* [What is expected]: Lines that include the string "States" are the ones to copy from the entries below.

* [Excerpted data]:
--

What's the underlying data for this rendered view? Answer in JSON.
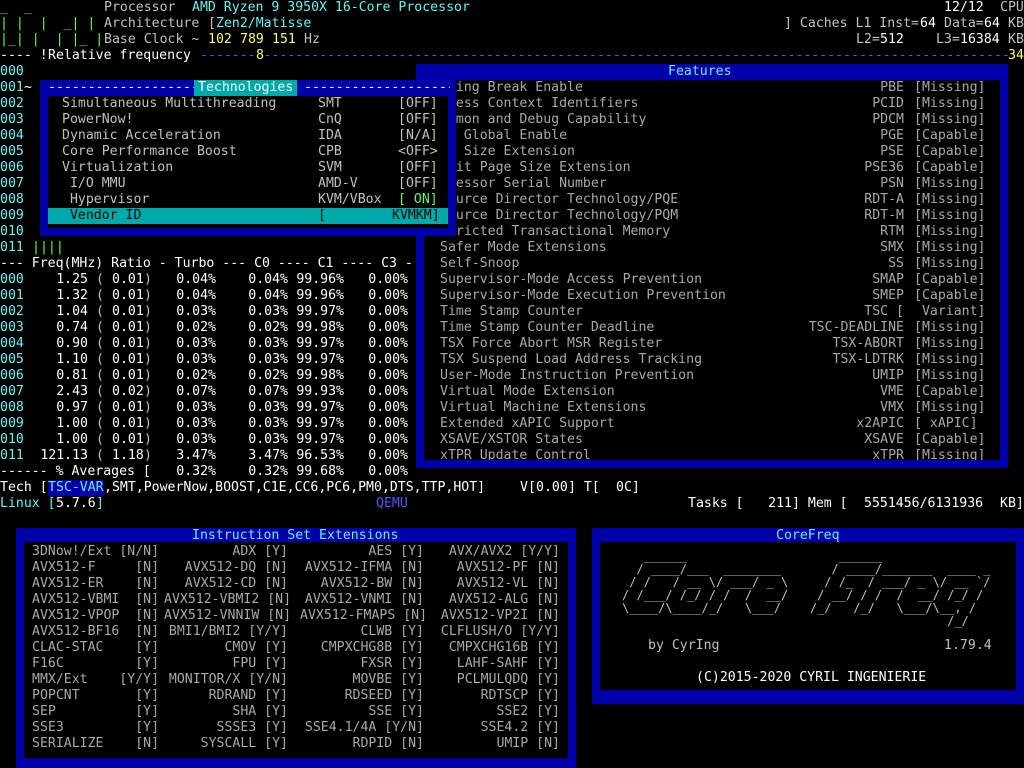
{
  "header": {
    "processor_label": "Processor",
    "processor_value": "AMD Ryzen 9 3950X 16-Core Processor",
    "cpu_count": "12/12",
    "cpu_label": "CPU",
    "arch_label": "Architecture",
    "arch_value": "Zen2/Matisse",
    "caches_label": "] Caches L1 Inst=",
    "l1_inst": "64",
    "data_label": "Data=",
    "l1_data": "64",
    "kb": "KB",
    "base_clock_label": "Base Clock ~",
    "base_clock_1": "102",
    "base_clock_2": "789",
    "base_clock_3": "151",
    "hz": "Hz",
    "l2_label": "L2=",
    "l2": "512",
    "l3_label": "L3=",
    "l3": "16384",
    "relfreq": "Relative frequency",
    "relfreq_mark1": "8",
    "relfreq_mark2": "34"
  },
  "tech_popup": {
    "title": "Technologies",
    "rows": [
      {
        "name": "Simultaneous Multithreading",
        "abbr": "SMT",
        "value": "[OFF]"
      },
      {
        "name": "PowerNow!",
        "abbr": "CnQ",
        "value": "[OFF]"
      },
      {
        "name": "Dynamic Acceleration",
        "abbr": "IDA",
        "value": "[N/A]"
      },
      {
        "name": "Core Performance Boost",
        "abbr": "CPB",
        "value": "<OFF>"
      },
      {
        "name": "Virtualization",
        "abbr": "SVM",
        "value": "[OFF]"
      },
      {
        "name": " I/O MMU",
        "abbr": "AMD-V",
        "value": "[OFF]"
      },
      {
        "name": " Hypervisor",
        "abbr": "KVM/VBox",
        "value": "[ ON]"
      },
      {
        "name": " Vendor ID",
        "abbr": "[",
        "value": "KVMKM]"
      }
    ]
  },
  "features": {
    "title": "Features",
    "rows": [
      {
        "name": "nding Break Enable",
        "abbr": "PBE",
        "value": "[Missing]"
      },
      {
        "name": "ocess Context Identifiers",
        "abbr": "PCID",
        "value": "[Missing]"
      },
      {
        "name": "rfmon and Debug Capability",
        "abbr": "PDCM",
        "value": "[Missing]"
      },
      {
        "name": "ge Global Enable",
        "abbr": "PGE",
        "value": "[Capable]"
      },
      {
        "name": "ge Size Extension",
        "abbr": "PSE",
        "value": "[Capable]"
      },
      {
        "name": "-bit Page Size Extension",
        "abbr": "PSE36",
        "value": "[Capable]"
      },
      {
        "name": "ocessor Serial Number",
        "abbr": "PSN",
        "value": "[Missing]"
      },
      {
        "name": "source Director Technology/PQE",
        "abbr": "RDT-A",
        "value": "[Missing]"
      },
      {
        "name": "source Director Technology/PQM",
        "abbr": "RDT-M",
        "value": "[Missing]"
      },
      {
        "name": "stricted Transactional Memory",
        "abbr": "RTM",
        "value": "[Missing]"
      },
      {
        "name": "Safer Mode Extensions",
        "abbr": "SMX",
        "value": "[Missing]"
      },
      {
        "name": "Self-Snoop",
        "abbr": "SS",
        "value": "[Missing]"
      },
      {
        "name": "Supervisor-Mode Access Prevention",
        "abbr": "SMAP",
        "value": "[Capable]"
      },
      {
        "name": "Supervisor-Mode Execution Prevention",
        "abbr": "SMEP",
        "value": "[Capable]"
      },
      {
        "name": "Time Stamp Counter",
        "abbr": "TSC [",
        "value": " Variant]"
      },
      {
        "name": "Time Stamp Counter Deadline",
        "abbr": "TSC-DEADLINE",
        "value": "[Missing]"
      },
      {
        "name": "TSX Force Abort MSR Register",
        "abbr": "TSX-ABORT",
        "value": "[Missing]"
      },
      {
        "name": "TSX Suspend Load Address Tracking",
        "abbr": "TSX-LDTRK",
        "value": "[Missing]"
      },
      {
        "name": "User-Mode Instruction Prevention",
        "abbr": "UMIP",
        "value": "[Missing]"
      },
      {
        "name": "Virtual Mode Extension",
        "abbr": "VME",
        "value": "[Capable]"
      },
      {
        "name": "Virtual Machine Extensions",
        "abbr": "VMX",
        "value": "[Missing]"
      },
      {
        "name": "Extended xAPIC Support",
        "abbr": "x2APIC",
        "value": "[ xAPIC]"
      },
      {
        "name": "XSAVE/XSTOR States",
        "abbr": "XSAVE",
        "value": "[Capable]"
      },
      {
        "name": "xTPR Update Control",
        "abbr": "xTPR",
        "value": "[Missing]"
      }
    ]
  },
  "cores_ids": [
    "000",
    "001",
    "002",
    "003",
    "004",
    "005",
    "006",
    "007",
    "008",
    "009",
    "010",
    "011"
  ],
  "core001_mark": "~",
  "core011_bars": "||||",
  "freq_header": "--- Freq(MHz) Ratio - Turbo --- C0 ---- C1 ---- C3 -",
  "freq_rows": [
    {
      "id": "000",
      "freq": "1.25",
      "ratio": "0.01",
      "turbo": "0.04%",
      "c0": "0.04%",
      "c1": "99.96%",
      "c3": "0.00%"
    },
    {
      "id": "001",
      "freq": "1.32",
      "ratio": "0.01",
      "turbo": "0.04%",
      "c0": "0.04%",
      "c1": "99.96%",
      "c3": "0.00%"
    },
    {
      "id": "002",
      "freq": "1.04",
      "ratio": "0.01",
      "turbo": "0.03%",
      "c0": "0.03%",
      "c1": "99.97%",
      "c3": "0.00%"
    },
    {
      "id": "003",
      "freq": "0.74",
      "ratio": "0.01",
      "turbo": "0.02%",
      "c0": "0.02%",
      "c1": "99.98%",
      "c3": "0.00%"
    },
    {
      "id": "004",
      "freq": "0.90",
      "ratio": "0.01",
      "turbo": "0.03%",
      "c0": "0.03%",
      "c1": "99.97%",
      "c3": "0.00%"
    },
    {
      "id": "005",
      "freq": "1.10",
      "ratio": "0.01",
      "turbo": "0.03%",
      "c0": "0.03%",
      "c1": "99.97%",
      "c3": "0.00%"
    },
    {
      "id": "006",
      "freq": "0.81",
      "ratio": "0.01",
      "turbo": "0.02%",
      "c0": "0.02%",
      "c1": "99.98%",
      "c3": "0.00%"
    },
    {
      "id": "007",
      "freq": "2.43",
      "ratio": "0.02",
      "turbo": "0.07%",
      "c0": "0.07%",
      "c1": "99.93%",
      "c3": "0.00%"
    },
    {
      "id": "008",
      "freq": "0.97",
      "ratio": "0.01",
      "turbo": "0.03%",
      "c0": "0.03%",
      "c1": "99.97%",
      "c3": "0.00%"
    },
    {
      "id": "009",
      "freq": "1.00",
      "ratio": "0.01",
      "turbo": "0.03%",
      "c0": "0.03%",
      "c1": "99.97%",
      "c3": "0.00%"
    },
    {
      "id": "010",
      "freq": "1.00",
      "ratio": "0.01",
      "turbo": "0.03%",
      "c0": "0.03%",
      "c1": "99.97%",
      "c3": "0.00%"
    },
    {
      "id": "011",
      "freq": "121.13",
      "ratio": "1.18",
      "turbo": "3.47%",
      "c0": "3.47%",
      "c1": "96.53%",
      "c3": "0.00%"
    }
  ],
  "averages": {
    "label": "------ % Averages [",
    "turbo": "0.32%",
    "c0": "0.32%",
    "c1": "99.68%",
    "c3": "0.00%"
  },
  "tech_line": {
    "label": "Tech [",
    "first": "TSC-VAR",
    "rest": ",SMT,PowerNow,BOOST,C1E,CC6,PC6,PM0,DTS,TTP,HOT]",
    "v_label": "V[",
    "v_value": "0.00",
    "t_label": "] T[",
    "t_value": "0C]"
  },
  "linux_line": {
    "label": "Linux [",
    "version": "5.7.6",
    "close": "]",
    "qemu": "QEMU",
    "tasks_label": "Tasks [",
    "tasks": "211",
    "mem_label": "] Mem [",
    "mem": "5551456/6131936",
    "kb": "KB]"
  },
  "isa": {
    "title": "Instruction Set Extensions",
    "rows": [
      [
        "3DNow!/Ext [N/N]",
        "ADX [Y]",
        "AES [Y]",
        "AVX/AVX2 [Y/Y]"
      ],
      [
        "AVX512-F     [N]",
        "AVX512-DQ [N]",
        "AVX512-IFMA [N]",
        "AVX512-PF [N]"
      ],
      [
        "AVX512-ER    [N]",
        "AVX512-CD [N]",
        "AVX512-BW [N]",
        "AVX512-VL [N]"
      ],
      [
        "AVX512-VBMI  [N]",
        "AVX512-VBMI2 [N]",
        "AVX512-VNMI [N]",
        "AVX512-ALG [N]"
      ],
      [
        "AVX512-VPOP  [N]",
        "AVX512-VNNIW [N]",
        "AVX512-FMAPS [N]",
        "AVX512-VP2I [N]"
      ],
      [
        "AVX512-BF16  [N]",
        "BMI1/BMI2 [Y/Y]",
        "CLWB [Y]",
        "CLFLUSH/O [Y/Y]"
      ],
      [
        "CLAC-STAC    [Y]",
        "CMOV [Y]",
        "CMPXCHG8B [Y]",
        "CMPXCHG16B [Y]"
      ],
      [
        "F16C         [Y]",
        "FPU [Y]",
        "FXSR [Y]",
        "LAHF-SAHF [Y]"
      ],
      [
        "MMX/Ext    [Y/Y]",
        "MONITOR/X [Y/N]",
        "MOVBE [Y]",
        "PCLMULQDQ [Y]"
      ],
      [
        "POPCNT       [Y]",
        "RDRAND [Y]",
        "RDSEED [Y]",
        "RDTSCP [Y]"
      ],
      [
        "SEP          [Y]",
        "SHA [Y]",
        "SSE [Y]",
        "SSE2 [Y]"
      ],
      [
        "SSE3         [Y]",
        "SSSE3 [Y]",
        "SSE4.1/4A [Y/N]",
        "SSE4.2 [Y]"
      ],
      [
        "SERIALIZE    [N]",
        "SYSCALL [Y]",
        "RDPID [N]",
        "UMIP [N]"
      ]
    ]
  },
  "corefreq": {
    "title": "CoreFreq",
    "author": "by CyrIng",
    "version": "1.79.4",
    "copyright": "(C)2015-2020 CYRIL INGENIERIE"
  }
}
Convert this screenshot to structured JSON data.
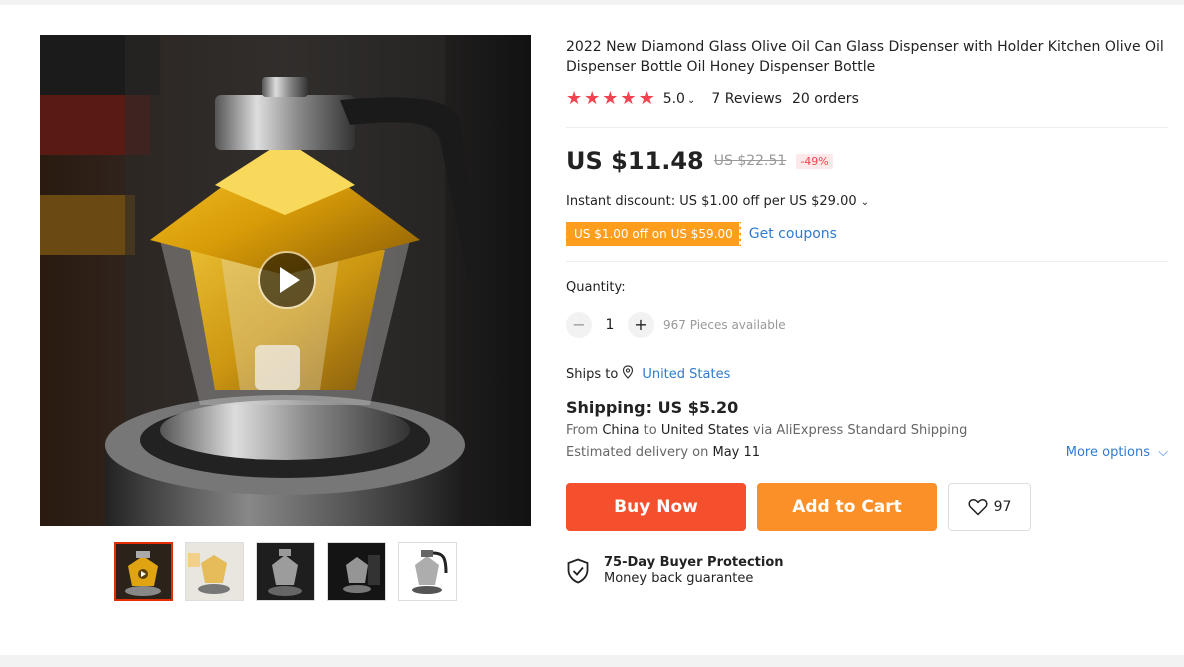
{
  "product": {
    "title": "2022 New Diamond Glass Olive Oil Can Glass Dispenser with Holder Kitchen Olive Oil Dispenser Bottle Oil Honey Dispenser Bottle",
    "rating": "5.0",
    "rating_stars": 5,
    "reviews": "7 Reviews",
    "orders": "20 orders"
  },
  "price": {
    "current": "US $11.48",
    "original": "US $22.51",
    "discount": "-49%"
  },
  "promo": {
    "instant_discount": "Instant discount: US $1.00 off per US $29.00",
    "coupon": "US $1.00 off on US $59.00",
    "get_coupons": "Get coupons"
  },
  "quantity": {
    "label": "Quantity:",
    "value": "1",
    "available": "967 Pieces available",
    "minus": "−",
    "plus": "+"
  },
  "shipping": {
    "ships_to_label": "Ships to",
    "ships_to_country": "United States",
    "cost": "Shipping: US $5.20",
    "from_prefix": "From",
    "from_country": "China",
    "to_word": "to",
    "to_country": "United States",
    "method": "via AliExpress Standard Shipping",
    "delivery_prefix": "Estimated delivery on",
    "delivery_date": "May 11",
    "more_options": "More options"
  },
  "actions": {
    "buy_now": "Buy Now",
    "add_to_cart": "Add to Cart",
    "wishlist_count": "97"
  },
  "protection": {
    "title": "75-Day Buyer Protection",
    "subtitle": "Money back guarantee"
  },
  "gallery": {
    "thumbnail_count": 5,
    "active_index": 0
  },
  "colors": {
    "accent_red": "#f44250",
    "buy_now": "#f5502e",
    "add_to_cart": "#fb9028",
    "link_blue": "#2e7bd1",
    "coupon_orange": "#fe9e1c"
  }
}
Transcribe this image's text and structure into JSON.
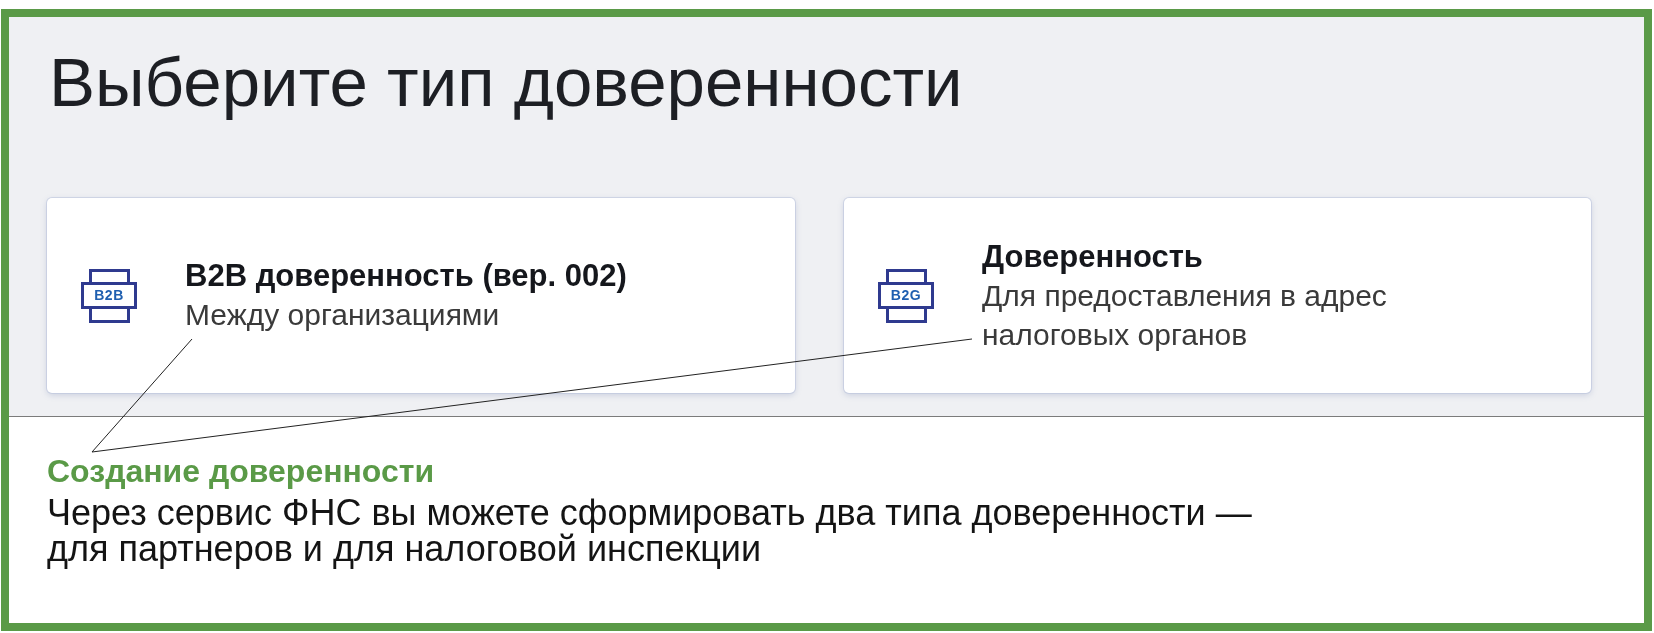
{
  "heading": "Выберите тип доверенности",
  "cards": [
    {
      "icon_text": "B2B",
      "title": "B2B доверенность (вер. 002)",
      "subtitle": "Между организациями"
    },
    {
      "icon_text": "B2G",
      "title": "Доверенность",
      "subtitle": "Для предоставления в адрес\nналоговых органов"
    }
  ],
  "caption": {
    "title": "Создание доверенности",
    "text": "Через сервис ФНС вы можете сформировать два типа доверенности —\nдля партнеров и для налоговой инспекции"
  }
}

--

* [Reply]:
        "name": "XSAVE/XSTOR States",
    "ships_to_country": "United States",
    "to_country": "United States",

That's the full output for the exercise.